China increased its crude oil import quota earlier this month, a sign the world’s biggest crude importer is preparing to meet higher demand. As of last week, China had issued a combined quota of 132 million metric tonnes (MMT) for crude oil imports in 2023, well above the 109 MMT quota at the same time last year.
According to an EIA assessment last week, oil demand will peak during 2023. The report noted increasing demand from China, as usual. European Union steps aimed at imposing new restrictions on imports of Russian oil will also boost oil prices. This embargo was imposed after the cap on the price of Russian oil was set.
What may limit the rise in oil prices is the recovering production of Nigeria and Venezuela. Besides that, Chevron has started pumping oil from the country, while Iran is also experiencing an increase in oil shipments as the country is targeting around 1.4 million barrels per day.
The report on Tuesday from AlphaBBL was bearish for crude oil prices as it projected that crude oil inventories at Cushing, the delivery point for WTI futures, would increase by +4.8 million bbl in the week ending January 20. If confirmed on Wednesday, it would be the biggest weekly increase in Cushing crude supplies since April 2020.
Meanwhile, Analysts at JP Morgan predict that oil will remain above $90. Goldman Sachs analysts believe that oil prices will remain above $90 in 2023 and even move to $100 and UBS analysts argue that oil will be above natural gas and thermal coal.
USOil oil prices on Tuesday posted modest declines as the market remained unsure about the economic and energy demand outlook. Crude oil prices were little changed from Tuesday afternoon closing levels, after the API reported that US crude oil supplies rose +3.38 million bbl last week.

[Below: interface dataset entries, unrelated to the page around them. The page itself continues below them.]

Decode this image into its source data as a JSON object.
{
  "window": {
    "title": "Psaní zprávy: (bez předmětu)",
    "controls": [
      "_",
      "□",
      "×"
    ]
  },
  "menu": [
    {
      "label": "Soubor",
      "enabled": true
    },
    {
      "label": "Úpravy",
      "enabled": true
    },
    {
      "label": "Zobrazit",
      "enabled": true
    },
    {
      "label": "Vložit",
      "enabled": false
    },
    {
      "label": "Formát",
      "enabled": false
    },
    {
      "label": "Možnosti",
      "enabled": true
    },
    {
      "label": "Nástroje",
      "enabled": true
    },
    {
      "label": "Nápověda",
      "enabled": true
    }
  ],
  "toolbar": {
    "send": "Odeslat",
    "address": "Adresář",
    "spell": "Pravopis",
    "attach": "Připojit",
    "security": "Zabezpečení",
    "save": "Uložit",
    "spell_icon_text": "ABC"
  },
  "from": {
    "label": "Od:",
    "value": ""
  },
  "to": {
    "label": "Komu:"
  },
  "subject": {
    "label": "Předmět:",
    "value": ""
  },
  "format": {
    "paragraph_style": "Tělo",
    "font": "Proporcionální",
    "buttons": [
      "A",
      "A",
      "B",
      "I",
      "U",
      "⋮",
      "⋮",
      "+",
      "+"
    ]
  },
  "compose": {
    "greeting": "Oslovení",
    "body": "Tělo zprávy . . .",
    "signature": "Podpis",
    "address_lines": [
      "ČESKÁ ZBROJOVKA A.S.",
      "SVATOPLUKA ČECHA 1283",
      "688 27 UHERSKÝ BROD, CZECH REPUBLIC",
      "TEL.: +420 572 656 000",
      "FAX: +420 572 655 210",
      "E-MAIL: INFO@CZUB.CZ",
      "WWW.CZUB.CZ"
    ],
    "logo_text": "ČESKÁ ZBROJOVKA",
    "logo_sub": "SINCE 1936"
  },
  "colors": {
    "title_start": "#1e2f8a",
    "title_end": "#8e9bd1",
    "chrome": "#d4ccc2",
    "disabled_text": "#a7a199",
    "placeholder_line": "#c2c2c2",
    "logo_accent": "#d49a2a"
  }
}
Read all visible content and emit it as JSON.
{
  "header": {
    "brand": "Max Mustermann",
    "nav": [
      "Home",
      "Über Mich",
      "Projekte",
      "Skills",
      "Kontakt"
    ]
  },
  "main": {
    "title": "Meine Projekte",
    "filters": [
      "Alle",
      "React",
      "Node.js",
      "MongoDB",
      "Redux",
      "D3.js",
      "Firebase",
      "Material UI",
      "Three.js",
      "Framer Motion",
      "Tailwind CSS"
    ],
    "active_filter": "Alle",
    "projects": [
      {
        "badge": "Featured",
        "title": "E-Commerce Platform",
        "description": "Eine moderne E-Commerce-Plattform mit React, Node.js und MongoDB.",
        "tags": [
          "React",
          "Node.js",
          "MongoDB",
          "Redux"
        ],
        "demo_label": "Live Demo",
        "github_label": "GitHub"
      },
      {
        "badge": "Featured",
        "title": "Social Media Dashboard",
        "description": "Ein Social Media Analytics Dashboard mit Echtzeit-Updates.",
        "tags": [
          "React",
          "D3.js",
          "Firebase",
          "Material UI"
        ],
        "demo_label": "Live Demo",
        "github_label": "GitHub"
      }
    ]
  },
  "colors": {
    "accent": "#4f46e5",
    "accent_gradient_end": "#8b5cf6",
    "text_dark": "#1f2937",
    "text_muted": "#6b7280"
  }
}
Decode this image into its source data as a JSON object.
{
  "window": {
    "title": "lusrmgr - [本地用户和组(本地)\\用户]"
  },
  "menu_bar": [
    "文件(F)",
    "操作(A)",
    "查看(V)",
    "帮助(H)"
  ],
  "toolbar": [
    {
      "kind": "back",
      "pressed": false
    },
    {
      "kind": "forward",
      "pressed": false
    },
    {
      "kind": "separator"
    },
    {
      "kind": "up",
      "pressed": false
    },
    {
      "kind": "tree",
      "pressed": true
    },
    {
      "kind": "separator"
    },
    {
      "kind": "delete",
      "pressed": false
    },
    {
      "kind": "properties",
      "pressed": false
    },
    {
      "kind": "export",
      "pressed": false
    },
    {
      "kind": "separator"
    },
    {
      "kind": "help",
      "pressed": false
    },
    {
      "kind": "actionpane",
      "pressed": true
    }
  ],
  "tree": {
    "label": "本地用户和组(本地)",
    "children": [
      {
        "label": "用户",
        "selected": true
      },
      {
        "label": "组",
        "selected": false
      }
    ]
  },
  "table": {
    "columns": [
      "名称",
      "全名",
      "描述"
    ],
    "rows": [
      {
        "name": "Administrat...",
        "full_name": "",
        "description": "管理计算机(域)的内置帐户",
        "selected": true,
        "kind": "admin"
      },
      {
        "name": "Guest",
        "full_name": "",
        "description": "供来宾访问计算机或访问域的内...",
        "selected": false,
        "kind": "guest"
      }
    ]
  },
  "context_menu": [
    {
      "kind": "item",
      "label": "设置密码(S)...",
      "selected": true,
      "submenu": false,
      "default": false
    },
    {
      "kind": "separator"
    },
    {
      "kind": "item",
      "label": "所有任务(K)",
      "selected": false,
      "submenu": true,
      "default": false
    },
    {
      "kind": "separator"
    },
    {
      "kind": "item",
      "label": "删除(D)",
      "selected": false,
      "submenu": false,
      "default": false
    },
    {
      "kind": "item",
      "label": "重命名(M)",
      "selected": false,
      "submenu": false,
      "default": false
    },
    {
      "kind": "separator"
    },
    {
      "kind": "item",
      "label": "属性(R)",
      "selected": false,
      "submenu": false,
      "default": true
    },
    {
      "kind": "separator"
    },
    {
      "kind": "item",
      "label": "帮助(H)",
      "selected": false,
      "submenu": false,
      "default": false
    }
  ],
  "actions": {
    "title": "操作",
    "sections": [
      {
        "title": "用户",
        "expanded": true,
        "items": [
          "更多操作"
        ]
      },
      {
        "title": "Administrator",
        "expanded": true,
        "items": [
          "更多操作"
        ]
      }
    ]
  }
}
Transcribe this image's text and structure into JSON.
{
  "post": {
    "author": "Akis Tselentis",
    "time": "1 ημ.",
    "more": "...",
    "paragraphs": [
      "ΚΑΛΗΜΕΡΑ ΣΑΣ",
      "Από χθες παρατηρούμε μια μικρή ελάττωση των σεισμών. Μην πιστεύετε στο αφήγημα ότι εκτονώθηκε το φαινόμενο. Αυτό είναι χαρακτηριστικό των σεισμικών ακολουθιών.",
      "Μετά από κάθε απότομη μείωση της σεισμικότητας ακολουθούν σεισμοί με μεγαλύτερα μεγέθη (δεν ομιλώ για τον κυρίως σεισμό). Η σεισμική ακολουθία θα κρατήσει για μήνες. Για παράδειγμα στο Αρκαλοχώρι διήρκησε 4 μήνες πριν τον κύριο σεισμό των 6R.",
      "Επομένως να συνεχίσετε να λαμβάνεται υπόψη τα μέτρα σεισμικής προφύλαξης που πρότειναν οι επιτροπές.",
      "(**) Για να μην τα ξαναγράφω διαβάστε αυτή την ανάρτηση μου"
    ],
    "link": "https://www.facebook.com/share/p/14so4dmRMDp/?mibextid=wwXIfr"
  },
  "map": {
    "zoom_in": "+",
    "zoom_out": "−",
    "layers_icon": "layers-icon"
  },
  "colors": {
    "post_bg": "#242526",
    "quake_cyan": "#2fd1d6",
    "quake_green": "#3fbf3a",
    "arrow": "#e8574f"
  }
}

The consensus is for Wednesday’s weekly EIA crude oil inventories to rise by +1.5 million bbl.
USOil today has been trading around $80.00. The previous day, we saw an evening star candle pattern forming in the resistance zone and gains are likely to be capped by the 200 day EMA around $85.00. Current bias remains neutral with a chance that a break of the resistance at $82.63 will extend the rebound at $70.22 to a higher level. The price is currently in a bearish Kumo which is starting to look thin, with the RSI hovering above the 50 level and AO on the buy side.
On the downside, a break of $78.43 will break the bullish outlook and the price could consolidate again with the possibility of testing the ascending trendline to build new strength. Support is seen at $72.59 and a low of $70.72 will defend against future falls.